At Bangkok, the developing countries under the Group of 77 and China argued that the first and foremost issue is to get the rich countries to meet their commitment, made 16 years ago, to get finance and technology to the poorer countries, enabling them to act against climate change.
The promised help has not materialized. Developing countries say they cannot take climate action and at the same time maintain economic development without the assistance. So they wanted finance and technology to be first on the work agenda.
“It is vital to know how much funding is available for technology transfer and how to ensure the funds reach developing countries, as we have yet to see any progress on finance or technology transfer.”
A full day was spent in
Under the Kyoto Protocol, only developed countries are legally obliged to reduce their emissions, and most developing countries are fighting to keep it that way.
The Bali conference agreed that only “developed countries” (including those like the US that are not in the Kyoto Protocol) have to make a “commitment” to reduce their emissions, while developing countries have to only “take actions” on mitigation in the context of sustainable development.
The implicit threat is that
some of these developed countries will refuse to make a new commitment
(for the period after 2012) unless some developing countries join in.
The criteria of choosing which developing countries has not been clarified,
But these countries argue that’s because of their population size. Their per capita emissions are still much lower than those of the rich countries, so they should not be picked on.
But according to some delegations,
it seems that
The developing countries were very concerned that this kind of “sectoral approach” opens the door to protectionism. Firms in developing countries lack up-to-date technology or the same level of finance to upgrade, and so their products tend to be more “polluting” or to have higher carbon intensity.
If sectoral standards and targets are set, then those products that do not meet these could ultimately be blocked out or have extra duties imposed. Since many developing countries’ products are less environmentally competitive, although they may be more cost competitive, the developing countries would be at a serious disadvantage with this kind of sectoral scheme.
This, anyway, was the fear
of some delegates of what the
This was initially opposed

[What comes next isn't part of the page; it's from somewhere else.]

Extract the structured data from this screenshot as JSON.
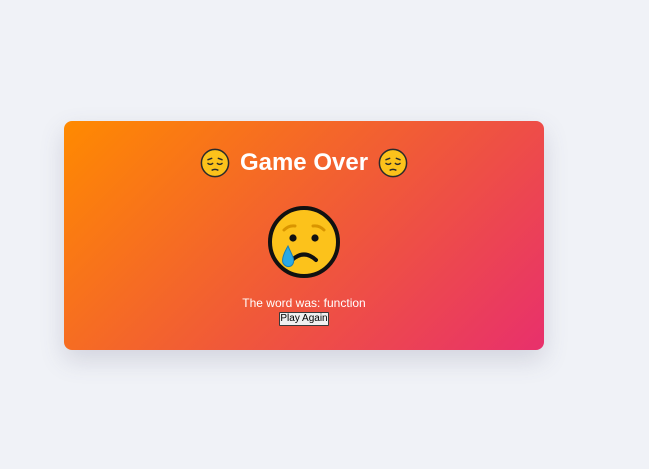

by developing countries, which wanted the developed countries’ commitments
to be settled first. In the end the
Three more rounds will take place this year, in June, August and December. And at least four meetings will be held in 2009.